What you are asked to do —
Reproduce the records. Keep every word exact and include no images.

======== Source material ========

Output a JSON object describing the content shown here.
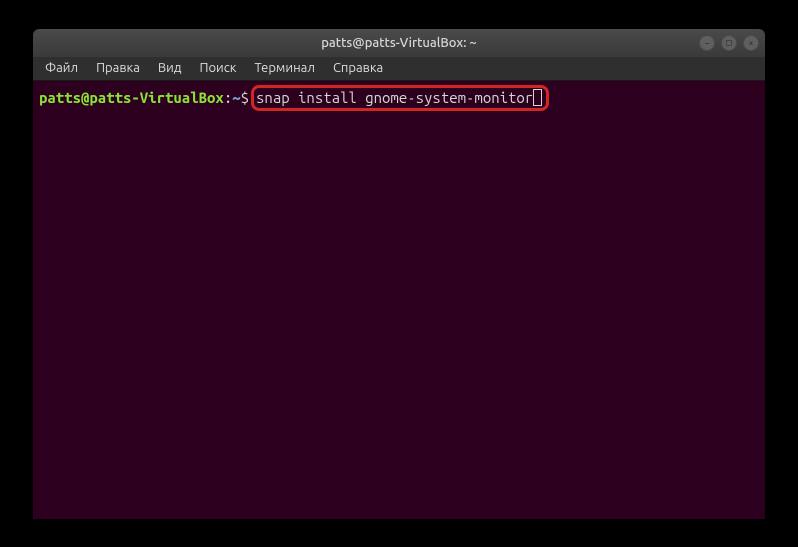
{
  "window": {
    "title": "patts@patts-VirtualBox: ~"
  },
  "menubar": {
    "items": [
      "Файл",
      "Правка",
      "Вид",
      "Поиск",
      "Терминал",
      "Справка"
    ]
  },
  "terminal": {
    "prompt_user_host": "patts@patts-VirtualBox",
    "prompt_colon": ":",
    "prompt_path": "~",
    "prompt_symbol": "$",
    "command": "snap install gnome-system-monitor"
  },
  "controls": {
    "minimize": "−",
    "maximize": "□",
    "close": "×"
  }
}
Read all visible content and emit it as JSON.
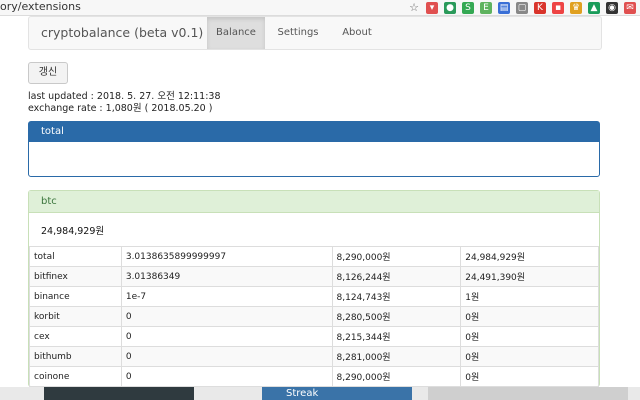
{
  "browser": {
    "url_fragment": "ory/extensions",
    "icons": [
      {
        "name": "star-icon",
        "color": "#666666",
        "glyph": "☆"
      },
      {
        "name": "pocket-icon",
        "color": "#e05050",
        "glyph": "▾"
      },
      {
        "name": "chat-icon",
        "color": "#2a9a5a",
        "glyph": "●"
      },
      {
        "name": "extension-icon",
        "color": "#34a853",
        "glyph": "S"
      },
      {
        "name": "evernote-icon",
        "color": "#5fb35f",
        "glyph": "E"
      },
      {
        "name": "doc-icon",
        "color": "#3a6fd6",
        "glyph": "▤"
      },
      {
        "name": "outline-icon",
        "color": "#888888",
        "glyph": "▢"
      },
      {
        "name": "k-icon",
        "color": "#d9342b",
        "glyph": "K"
      },
      {
        "name": "red-block-icon",
        "color": "#e44",
        "glyph": "▪"
      },
      {
        "name": "crown-icon",
        "color": "#e0a020",
        "glyph": "♛"
      },
      {
        "name": "drive-icon",
        "color": "#1a9c5a",
        "glyph": "▲"
      },
      {
        "name": "github-icon",
        "color": "#333333",
        "glyph": "◉"
      },
      {
        "name": "mail-icon",
        "color": "#e05050",
        "glyph": "✉"
      }
    ]
  },
  "navbar": {
    "brand": "cryptobalance (beta v0.1)",
    "tabs": [
      {
        "label": "Balance",
        "active": true
      },
      {
        "label": "Settings",
        "active": false
      },
      {
        "label": "About",
        "active": false
      }
    ]
  },
  "refresh_label": "갱신",
  "last_updated": "last updated : 2018. 5. 27. 오전 12:11:38",
  "exchange_rate": "exchange rate : 1,080원 ( 2018.05.20 )",
  "total_panel": {
    "title": "total"
  },
  "btc_panel": {
    "title": "btc",
    "sum": "24,984,929원",
    "rows": [
      {
        "exchange": "total",
        "amount": "3.0138635899999997",
        "price": "8,290,000원",
        "value": "24,984,929원"
      },
      {
        "exchange": "bitfinex",
        "amount": "3.01386349",
        "price": "8,126,244원",
        "value": "24,491,390원"
      },
      {
        "exchange": "binance",
        "amount": "1e-7",
        "price": "8,124,743원",
        "value": "1원"
      },
      {
        "exchange": "korbit",
        "amount": "0",
        "price": "8,280,500원",
        "value": "0원"
      },
      {
        "exchange": "cex",
        "amount": "0",
        "price": "8,215,344원",
        "value": "0원"
      },
      {
        "exchange": "bithumb",
        "amount": "0",
        "price": "8,281,000원",
        "value": "0원"
      },
      {
        "exchange": "coinone",
        "amount": "0",
        "price": "8,290,000원",
        "value": "0원"
      }
    ]
  },
  "background_page": {
    "tile_label": "Streak"
  }
}
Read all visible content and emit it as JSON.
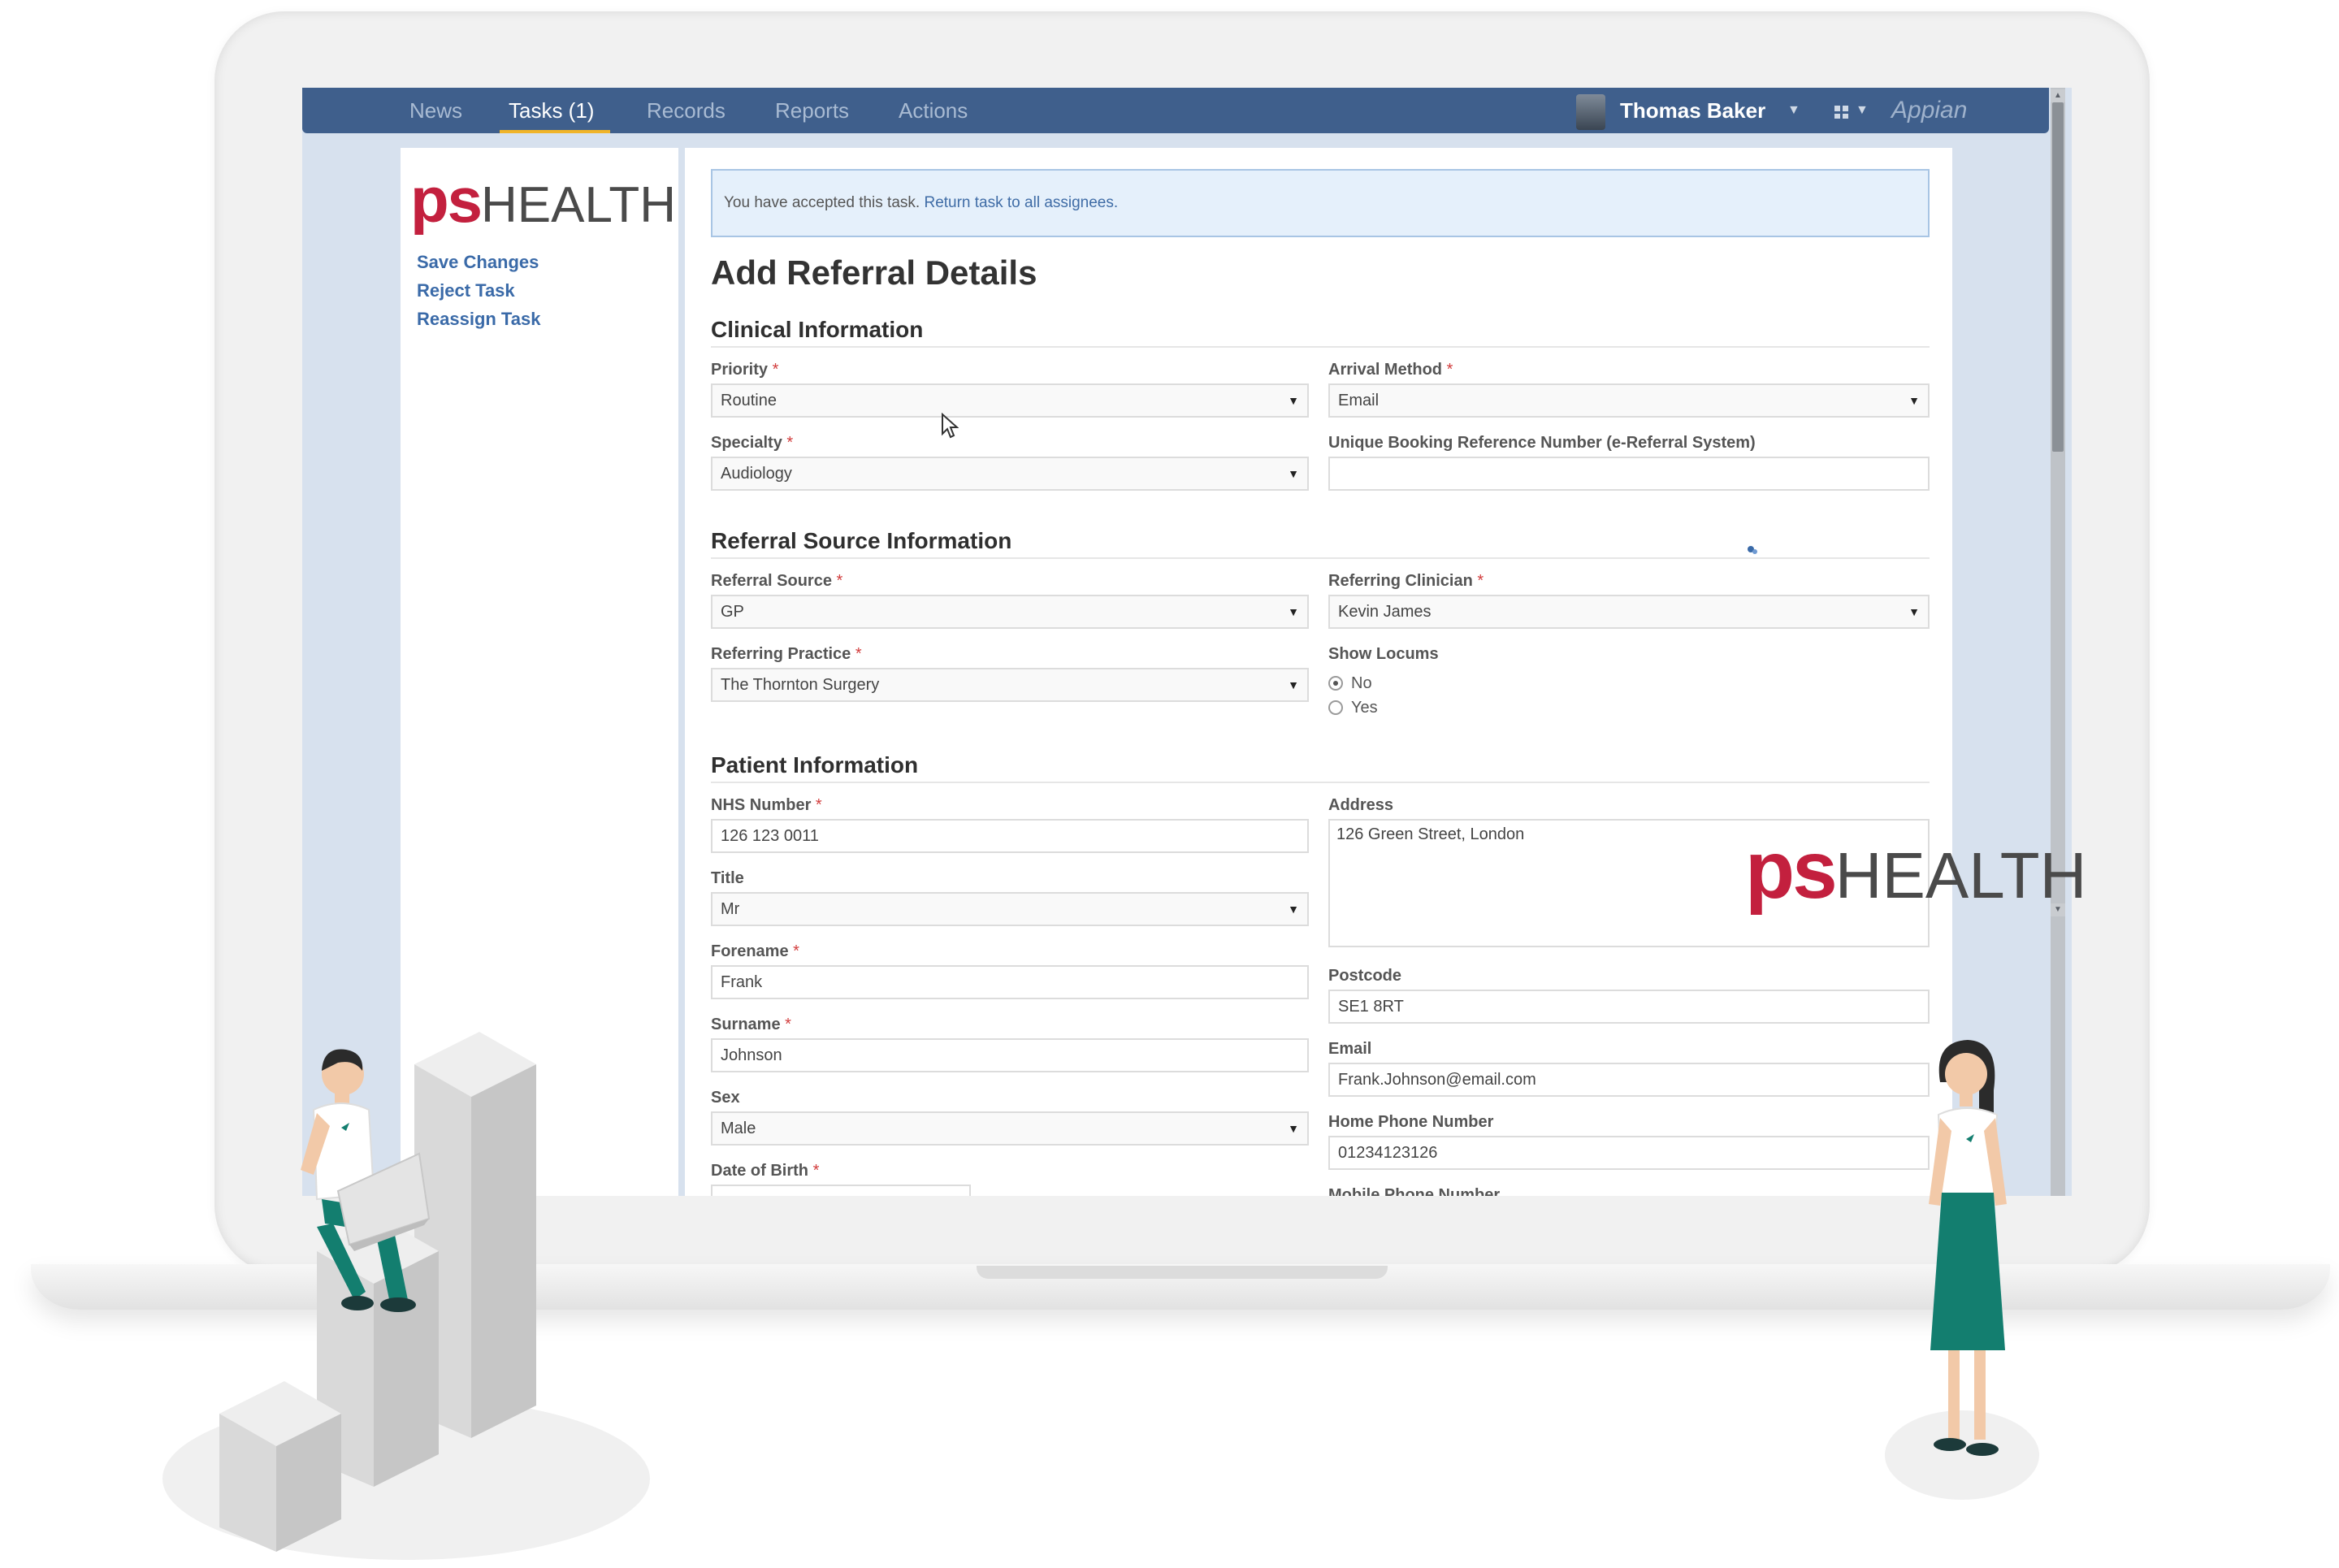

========

Answer below —
Output a JSON object describing the content shown here.
{
  "window": {
    "title": "patts@patts-VirtualBox: ~"
  },
  "menubar": {
    "items": [
      "Файл",
      "Правка",
      "Вид",
      "Поиск",
      "Терминал",
      "Справка"
    ]
  },
  "terminal": {
    "prompt_user_host": "patts@patts-VirtualBox",
    "prompt_colon": ":",
    "prompt_path": "~",
    "prompt_symbol": "$",
    "command": "snap install gnome-system-monitor"
  },
  "controls": {
    "minimize": "−",
    "maximize": "□",
    "close": "×"
  }
}
Read all visible content and emit it as JSON.
{
  "browser": {
    "url_fragment": "ory/extensions",
    "icons": [
      {
        "name": "star-icon",
        "color": "#666666",
        "glyph": "☆"
      },
      {
        "name": "pocket-icon",
        "color": "#e05050",
        "glyph": "▾"
      },
      {
        "name": "chat-icon",
        "color": "#2a9a5a",
        "glyph": "●"
      },
      {
        "name": "extension-icon",
        "color": "#34a853",
        "glyph": "S"
      },
      {
        "name": "evernote-icon",
        "color": "#5fb35f",
        "glyph": "E"
      },
      {
        "name": "doc-icon",
        "color": "#3a6fd6",
        "glyph": "▤"
      },
      {
        "name": "outline-icon",
        "color": "#888888",
        "glyph": "▢"
      },
      {
        "name": "k-icon",
        "color": "#d9342b",
        "glyph": "K"
      },
      {
        "name": "red-block-icon",
        "color": "#e44",
        "glyph": "▪"
      },
      {
        "name": "crown-icon",
        "color": "#e0a020",
        "glyph": "♛"
      },
      {
        "name": "drive-icon",
        "color": "#1a9c5a",
        "glyph": "▲"
      },
      {
        "name": "github-icon",
        "color": "#333333",
        "glyph": "◉"
      },
      {
        "name": "mail-icon",
        "color": "#e05050",
        "glyph": "✉"
      }
    ]
  },
  "navbar": {
    "brand": "cryptobalance (beta v0.1)",
    "tabs": [
      {
        "label": "Balance",
        "active": true
      },
      {
        "label": "Settings",
        "active": false
      },
      {
        "label": "About",
        "active": false
      }
    ]
  },
  "refresh_label": "갱신",
  "last_updated": "last updated : 2018. 5. 27. 오전 12:11:38",
  "exchange_rate": "exchange rate : 1,080원 ( 2018.05.20 )",
  "total_panel": {
    "title": "total"
  },
  "btc_panel": {
    "title": "btc",
    "sum": "24,984,929원",
    "rows": [
      {
        "exchange": "total",
        "amount": "3.0138635899999997",
        "price": "8,290,000원",
        "value": "24,984,929원"
      },
      {
        "exchange": "bitfinex",
        "amount": "3.01386349",
        "price": "8,126,244원",
        "value": "24,491,390원"
      },
      {
        "exchange": "binance",
        "amount": "1e-7",
        "price": "8,124,743원",
        "value": "1원"
      },
      {
        "exchange": "korbit",
        "amount": "0",
        "price": "8,280,500원",
        "value": "0원"
      },
      {
        "exchange": "cex",
        "amount": "0",
        "price": "8,215,344원",
        "value": "0원"
      },
      {
        "exchange": "bithumb",
        "amount": "0",
        "price": "8,281,000원",
        "value": "0원"
      },
      {
        "exchange": "coinone",
        "amount": "0",
        "price": "8,290,000원",
        "value": "0원"
      }
    ]
  },
  "background_page": {
    "tile_label": "Streak"
  }
}
Read all visible content and emit it as JSON.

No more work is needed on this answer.